Recycled glass is a material that is fully recyclable, if done in the proper manner with attention to detail and correctly configured equipment. Through the melting of glass at temperatures greater than 1200 degrees Celsius, the material becomes a liquid phase that can be set into molds for new applications. Through this very high temperature melting process, impurities in the crushed glass material are separated from the existing material, which allows for the new glass components to be free from defect. With a proper cooling process that allows for an even distribution of commonly-temperature air, the glass can settle into its final solid state with the material properties identical to those that it once had in a previous generation. Simply put, glass is a material that has the potential to recycle itself for an indefinite number of iterations in a closed-loop, maintaining a high degree of material properties throughout its recycling process. This process, however, must be conducted in a proper manner to ensure the high material property standards of commercial manufacturers and consumers alike.
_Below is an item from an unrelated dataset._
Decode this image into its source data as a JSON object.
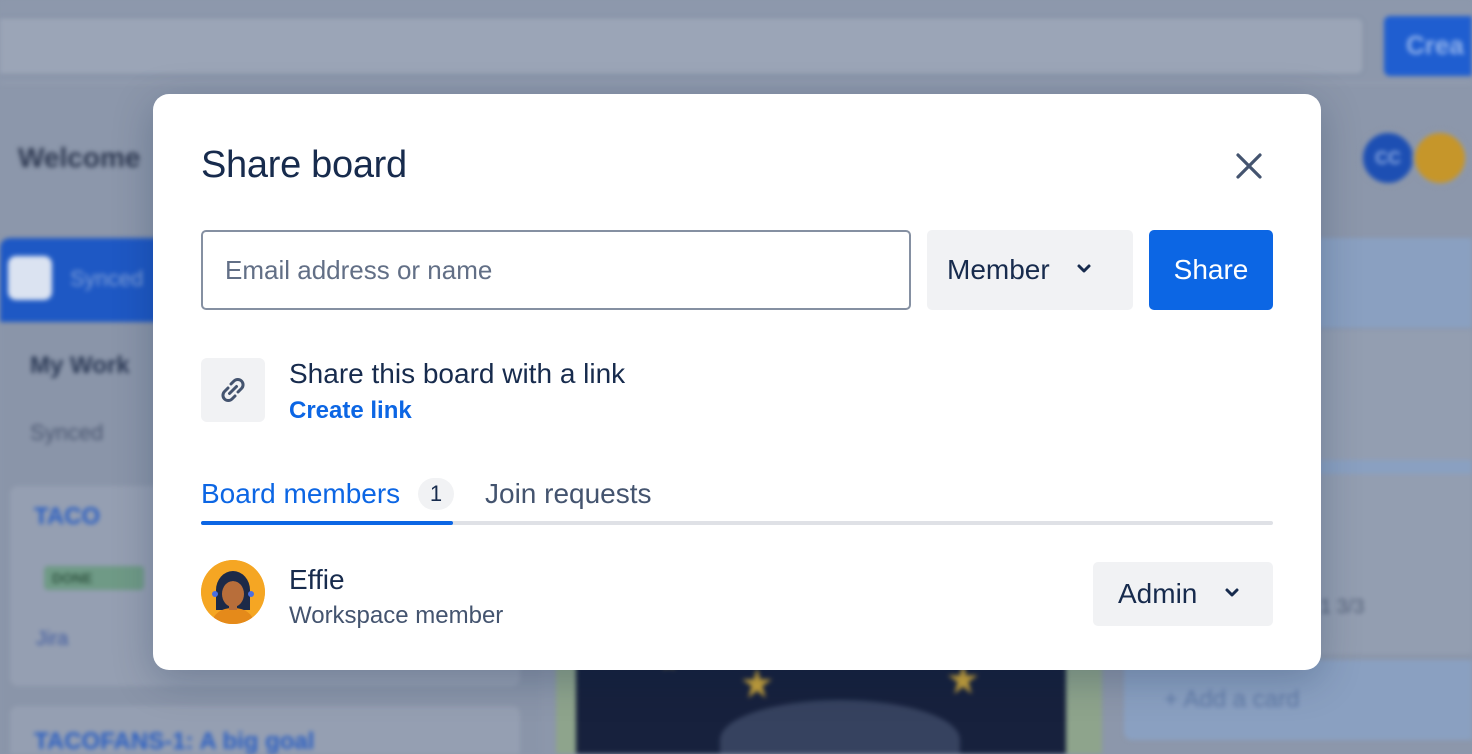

Concerns for glass recycling


Glass recycling is a great potential money saver while maintaining the structural integrity of the original product, but the process is one that must be done so in an optimal manner in order to ensure the highest degree of product quality. A misassportment of glass type by a recycler of glass collecting agency can potentially lead to different chemical compositions of glass being melted together to form a mixture of impure glass material for a specific application. In addition, the improper cleaning of glass material may lead to defects in the eventual product if there are foreign contaminants in the mixture of liquid material. Finally, an unoptimized cooling process can lead to cracks, coring or a heterogeneous material composition of the final recycled product, all factors that may inadvertently lower the properties of the recycled glass in comparison to the original material.

Image license: Chmouel Boudjnah, GFDL, CC BY-SA 3.0